Dataset records:
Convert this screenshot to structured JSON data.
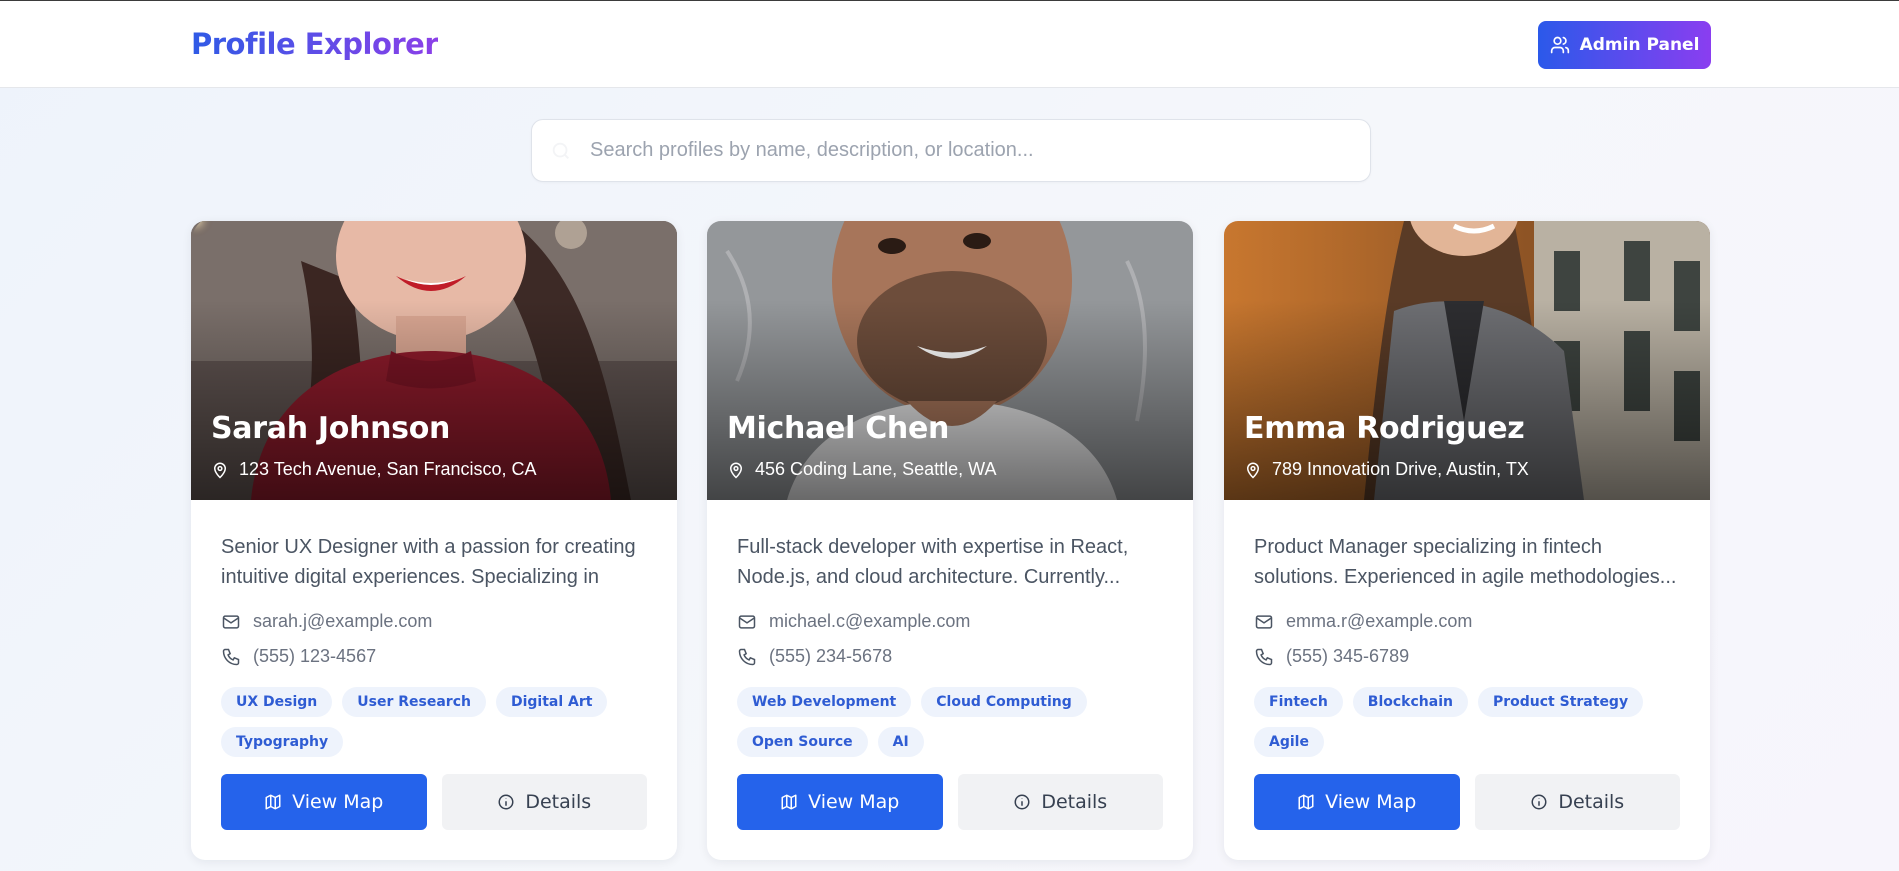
{
  "app": {
    "title": "Profile Explorer"
  },
  "header": {
    "admin_label": "Admin Panel",
    "admin_icon": "users-icon"
  },
  "search": {
    "placeholder": "Search profiles by name, description, or location...",
    "value": ""
  },
  "colors": {
    "accent": "#2563eb",
    "brand_gradient_start": "#2f5be6",
    "brand_gradient_end": "#8b3fe8",
    "tag_bg": "#eef3fc",
    "tag_text": "#2f5cd3"
  },
  "profiles": [
    {
      "name": "Sarah Johnson",
      "location": "123 Tech Avenue, San Francisco, CA",
      "description": "Senior UX Designer with a passion for creating intuitive digital experiences. Specializing in use...",
      "email": "sarah.j@example.com",
      "phone": "(555) 123-4567",
      "tags": [
        "UX Design",
        "User Research",
        "Digital Art",
        "Typography"
      ],
      "map_label": "View Map",
      "details_label": "Details"
    },
    {
      "name": "Michael Chen",
      "location": "456 Coding Lane, Seattle, WA",
      "description": "Full-stack developer with expertise in React, Node.js, and cloud architecture. Currently...",
      "email": "michael.c@example.com",
      "phone": "(555) 234-5678",
      "tags": [
        "Web Development",
        "Cloud Computing",
        "Open Source",
        "AI"
      ],
      "map_label": "View Map",
      "details_label": "Details"
    },
    {
      "name": "Emma Rodriguez",
      "location": "789 Innovation Drive, Austin, TX",
      "description": "Product Manager specializing in fintech solutions. Experienced in agile methodologies...",
      "email": "emma.r@example.com",
      "phone": "(555) 345-6789",
      "tags": [
        "Fintech",
        "Blockchain",
        "Product Strategy",
        "Agile"
      ],
      "map_label": "View Map",
      "details_label": "Details"
    }
  ]
}
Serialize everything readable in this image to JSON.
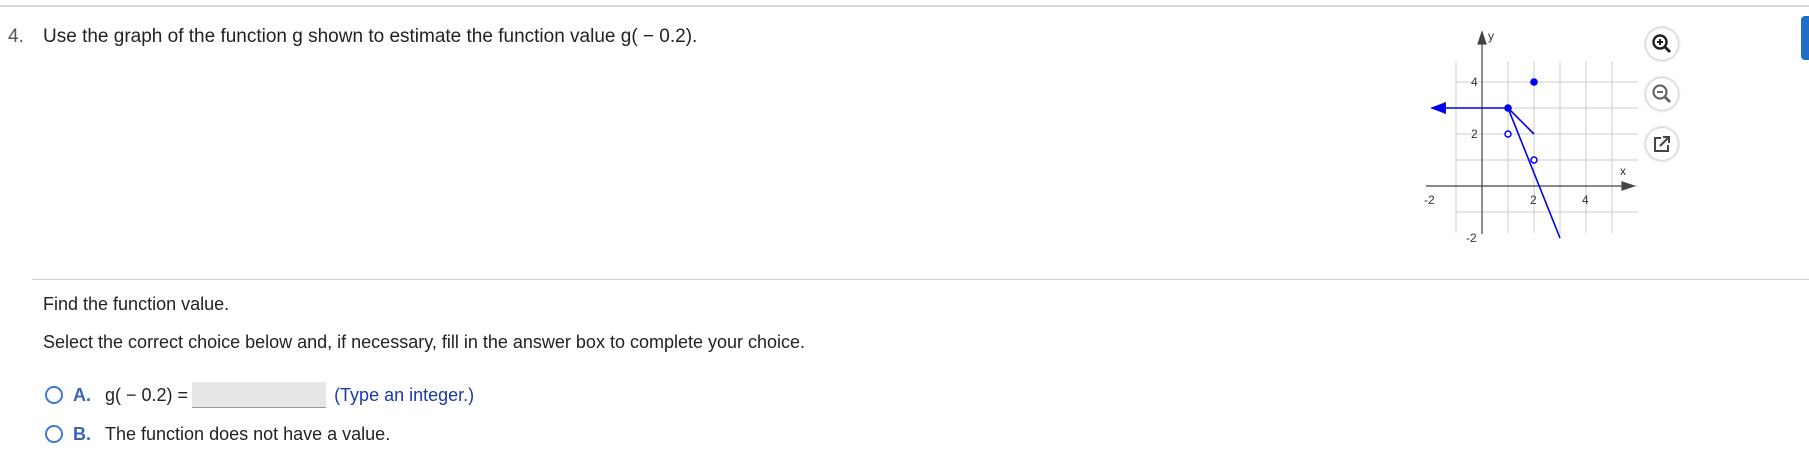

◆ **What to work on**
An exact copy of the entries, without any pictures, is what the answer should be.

◆ **Solution**
Convert this screenshot to structured JSON data.
{
  "app": {
    "title": "Profile Explorer"
  },
  "header": {
    "admin_label": "Admin Panel",
    "admin_icon": "users-icon"
  },
  "search": {
    "placeholder": "Search profiles by name, description, or location...",
    "value": ""
  },
  "colors": {
    "accent": "#2563eb",
    "brand_gradient_start": "#2f5be6",
    "brand_gradient_end": "#8b3fe8",
    "tag_bg": "#eef3fc",
    "tag_text": "#2f5cd3"
  },
  "profiles": [
    {
      "name": "Sarah Johnson",
      "location": "123 Tech Avenue, San Francisco, CA",
      "description": "Senior UX Designer with a passion for creating intuitive digital experiences. Specializing in use...",
      "email": "sarah.j@example.com",
      "phone": "(555) 123-4567",
      "tags": [
        "UX Design",
        "User Research",
        "Digital Art",
        "Typography"
      ],
      "map_label": "View Map",
      "details_label": "Details"
    },
    {
      "name": "Michael Chen",
      "location": "456 Coding Lane, Seattle, WA",
      "description": "Full-stack developer with expertise in React, Node.js, and cloud architecture. Currently...",
      "email": "michael.c@example.com",
      "phone": "(555) 234-5678",
      "tags": [
        "Web Development",
        "Cloud Computing",
        "Open Source",
        "AI"
      ],
      "map_label": "View Map",
      "details_label": "Details"
    },
    {
      "name": "Emma Rodriguez",
      "location": "789 Innovation Drive, Austin, TX",
      "description": "Product Manager specializing in fintech solutions. Experienced in agile methodologies...",
      "email": "emma.r@example.com",
      "phone": "(555) 345-6789",
      "tags": [
        "Fintech",
        "Blockchain",
        "Product Strategy",
        "Agile"
      ],
      "map_label": "View Map",
      "details_label": "Details"
    }
  ]
}
Serialize everything readable in this image to JSON.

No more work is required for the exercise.